Lately, I have been reviewing films that are more fantasy than science fiction. This is good, since I like to talk about speculative fiction films that discuss how technology can change society, and it usually isn’t in a good way.
The Final Cut would probably be one of those, but I don’t think I feel comfortable classifying it as science fiction. I mean, it takes place in the future, and it deals with advanced technology (tech we don’t yet have). The Final Cut doesn’t show a future of flying cars or towering buildings, but it does have an interesting film noir look. Most of the technology is made of wood and glass, and I guess the best comparison would be Gattaca, which maybe I’ll discuss at some other time.
The Final Cut is about Robin Williams, and he plays a guy that has some inner joy that is not understood by the society around him and is therefore shunned. No, but that is his movie formula. In this film, he plays a really sad, sad guy. Seriously, I don’t think he smiles once, and I just know he was repressing one of his horrific stream-of-consciousness routines.
Anyway, Williams plays a cutter, a guy who essentially takes taped videos from memory implants and edits them together for a final viewing funeral or “Rememory”. This is a pretty far-out premise, and the film begins with three laws, like an Isaac Asimov robot story. In all honesty, it sort of confused me. Oh, before these laws, there is a scene where a child Robin Williams took part in killing another kid.
One day, when Williams is editing some guy’s footage and discovers that the kid he supposedly help kill has grown up to be an adult. Yes, it is pretty weird that he recognizes him as an adult, but apparently, this kid’s death had always haunted him and he spends the rest of the film trying to find out who this mystery man is.
Mixed up in this plot are people who protest against this new memory implant technology. These people wear tattoos that block their memory implants, so their memories will never be put on tape. I actually see that as a realistic response to this conjectured technology, and this is one of many plot twists in this film.

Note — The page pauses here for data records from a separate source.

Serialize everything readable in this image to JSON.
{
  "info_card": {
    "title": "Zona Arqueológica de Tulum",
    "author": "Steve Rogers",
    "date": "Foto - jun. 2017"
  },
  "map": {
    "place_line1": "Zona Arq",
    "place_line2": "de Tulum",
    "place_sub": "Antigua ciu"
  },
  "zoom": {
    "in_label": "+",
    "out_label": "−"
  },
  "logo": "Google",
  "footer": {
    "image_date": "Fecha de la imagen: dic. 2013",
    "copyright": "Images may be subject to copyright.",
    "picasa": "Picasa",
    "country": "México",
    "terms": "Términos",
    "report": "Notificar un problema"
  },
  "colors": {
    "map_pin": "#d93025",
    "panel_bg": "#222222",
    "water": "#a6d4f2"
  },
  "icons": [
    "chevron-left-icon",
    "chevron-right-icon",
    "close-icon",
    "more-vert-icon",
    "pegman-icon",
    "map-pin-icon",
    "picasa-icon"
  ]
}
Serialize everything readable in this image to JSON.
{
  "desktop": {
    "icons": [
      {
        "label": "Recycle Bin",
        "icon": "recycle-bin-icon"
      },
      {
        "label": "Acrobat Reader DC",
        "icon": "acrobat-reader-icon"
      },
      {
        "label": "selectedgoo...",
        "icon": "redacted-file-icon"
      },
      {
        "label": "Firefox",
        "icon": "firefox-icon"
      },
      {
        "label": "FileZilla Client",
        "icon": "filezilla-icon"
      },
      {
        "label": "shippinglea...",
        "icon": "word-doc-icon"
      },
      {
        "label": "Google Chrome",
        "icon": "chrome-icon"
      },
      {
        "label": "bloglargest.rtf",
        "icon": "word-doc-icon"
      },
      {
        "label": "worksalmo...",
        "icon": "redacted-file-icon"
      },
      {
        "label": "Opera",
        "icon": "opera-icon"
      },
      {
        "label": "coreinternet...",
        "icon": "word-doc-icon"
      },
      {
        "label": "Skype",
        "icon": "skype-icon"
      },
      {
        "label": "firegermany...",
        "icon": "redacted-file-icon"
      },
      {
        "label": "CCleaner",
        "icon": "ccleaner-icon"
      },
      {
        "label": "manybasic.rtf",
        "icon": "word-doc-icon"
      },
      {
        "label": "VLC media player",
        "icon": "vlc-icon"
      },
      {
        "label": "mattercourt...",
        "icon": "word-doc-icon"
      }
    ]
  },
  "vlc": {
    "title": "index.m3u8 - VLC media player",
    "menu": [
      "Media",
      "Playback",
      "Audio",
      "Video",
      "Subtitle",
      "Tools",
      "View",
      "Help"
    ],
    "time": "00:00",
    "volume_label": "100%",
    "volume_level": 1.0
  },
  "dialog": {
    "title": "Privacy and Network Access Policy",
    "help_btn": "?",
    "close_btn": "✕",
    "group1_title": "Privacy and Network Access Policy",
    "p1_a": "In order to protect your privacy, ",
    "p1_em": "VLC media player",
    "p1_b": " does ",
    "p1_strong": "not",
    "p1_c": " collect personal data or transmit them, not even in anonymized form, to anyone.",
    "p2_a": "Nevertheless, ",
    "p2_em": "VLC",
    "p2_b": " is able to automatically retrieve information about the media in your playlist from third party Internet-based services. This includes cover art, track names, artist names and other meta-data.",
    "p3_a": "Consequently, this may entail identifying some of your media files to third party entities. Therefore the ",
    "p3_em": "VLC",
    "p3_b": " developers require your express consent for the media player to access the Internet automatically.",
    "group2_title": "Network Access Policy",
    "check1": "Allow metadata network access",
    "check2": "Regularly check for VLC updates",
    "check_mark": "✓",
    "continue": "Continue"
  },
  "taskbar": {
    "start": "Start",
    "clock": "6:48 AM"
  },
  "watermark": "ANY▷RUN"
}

I found this film was somewhat hard to follow, but I can’t say that I hated it. I’m not exactly in a rush to watch it again to catch things that I missed last time. I think it is a brilliant concept for a film, but it doesn’t look like it well-remembered.